And yet, we name nerds mostly travel through the world in anonymity. Sure, our closest friends know that we’ll have something to say about every choice, whether the newborn in question is Harper Seven Beckham or the little boy down the street.
But there’s never a good time to reveal that you’ve been quietly judging, and so being outed is always the tiniest bit awkward. It happened to me earlier this week, with someone I’ve known for only a few months. Her first question – well, what do you think of my kid’s name?
Never have I been so grateful that she had chosen the sparky, stylish Milo long before we’d met.
Here are my nine picks for the most newsworthy hot baby names this week:
Amy – The new Christina Applegate/Will Arnett/Maya Rudolph sitcom Up All Night, billed as a “modern take on parenting,” debuts in a few weeks. Since all the stars are the parents of nicely-named youngsters themselves, I expected that the fictional daughter of Applegate and Arnett would have a great name. Piper, maybe. Or Adelaide. I watched the previews, listening and listening, not believing what I was hearing. Amy? The name that was second only to Jennifer in the 1970s? The name of Will’s real-life wife? Others have pointed out that Amy isn’t so outlandish. She’s a logical nickname for the popular vintage choice Amelia, and feels at home with favorites like Zoe and Mia. She’s been falling since 1977. Could the show reverse her fortunes?
Some of those characters eventually have fictional children of their own. Mad Men couple Pete and Trudy just welcomed daughter Tammy. 90210’s Jen has a brand new son called Jacques. In honor of the two new arrivals, here’s a look back at some notable small screen births.
Everyone was watching I Love Lucy when Ricky and Lucy welcomed Enrique Jr. – Lil’ Ricky – in 1953. The show was a sensation, but Richard was already a Top Ten mainstay, and even Ricky was in the Top 100 before the baby’s arrival.
The first influential television baby probably came from 1964’s Bewitched, a sitcom with a supernatural twist. Bewitching wife Samantha’s name caught on, as did daughter Tabitha, who arrived in the show’s second season.
There’s more than one way to add a child. The Brady Bunch’s six kids became seven when Cousin Oliver came to stay during the show’s final season. While his name is the height of fashion today, it didn’t catch on until decades later. The character did lend his name to Cousin Oliver Syndrome – the phenomenon of adding a younger child to revive a fading show.

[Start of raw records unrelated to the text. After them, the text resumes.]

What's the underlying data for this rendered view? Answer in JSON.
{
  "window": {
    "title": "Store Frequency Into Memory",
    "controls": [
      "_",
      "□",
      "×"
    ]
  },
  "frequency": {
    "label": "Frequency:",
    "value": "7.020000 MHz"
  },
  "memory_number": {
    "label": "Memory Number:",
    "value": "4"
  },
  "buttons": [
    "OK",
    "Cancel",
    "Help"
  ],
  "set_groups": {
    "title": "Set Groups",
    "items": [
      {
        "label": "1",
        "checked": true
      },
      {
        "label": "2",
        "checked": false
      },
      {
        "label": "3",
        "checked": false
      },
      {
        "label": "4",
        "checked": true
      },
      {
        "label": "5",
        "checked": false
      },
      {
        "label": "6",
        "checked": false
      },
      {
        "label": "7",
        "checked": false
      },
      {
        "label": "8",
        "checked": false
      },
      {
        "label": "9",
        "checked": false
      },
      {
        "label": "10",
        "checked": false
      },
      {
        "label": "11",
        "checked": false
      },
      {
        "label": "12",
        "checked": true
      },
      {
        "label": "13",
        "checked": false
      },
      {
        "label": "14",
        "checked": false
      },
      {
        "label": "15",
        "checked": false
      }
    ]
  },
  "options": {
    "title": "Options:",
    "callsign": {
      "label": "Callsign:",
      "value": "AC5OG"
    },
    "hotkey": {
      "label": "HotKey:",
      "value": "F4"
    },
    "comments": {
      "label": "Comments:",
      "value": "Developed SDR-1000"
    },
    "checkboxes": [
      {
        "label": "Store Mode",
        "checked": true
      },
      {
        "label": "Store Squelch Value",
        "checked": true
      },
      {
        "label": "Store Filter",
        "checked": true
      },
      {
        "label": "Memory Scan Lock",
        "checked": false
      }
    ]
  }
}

Every new TV season or so we like to check out the recently launched shows, as well as those still running, for any interesting names that have emerged since the last time we looked. Most scripters continue to come up with the obvious and the formulaic, giving their characters names like Jessica and Jeff and Rick and Robin, Amy and Andy.
But there are some who do think out of the box—though usually for not more than one character per show. The list below steers clear of reality shows, so no Khloes or Kourtneys, and no cartoon characters or kiddie shows.
- Astrid — Fringe
- Calleigh – CSI Miami
- Chastity – Ten Things I Hate About You
- Chima – The Philanthropist
- Cricket – The Starter Wife
- Divya – Royal Pains
- Effy – Skins
- Elka — Hot in Cleveland
- Felix — Waking the Dead
- Fiona — Burn Notice
- Jinx – In Plain Sight
- Lavender – The Starter Wife
- Lyla — Friday Night Lights
Max can stand on its own or may be a short form of the ancient Roman name Maximus, which means “greatest,” or of Maximilian or Maxwell. It’s one of the down-to-earth cigar-chomping grandpa names last popular a hundred years ago and enjoying a huge revival now. Like brothers Sam and Jake, Max is unpretentious and friendly but also sounds cool.
Celebrities led the way in launching the revival of the name, starting in the late 70s and early 80s. Stars who are the parents of now-grown kids named Max include Dustin Hoffman, Henry Winkler, Steven Spielberg, and Nora Ephron & Carl Bernstein.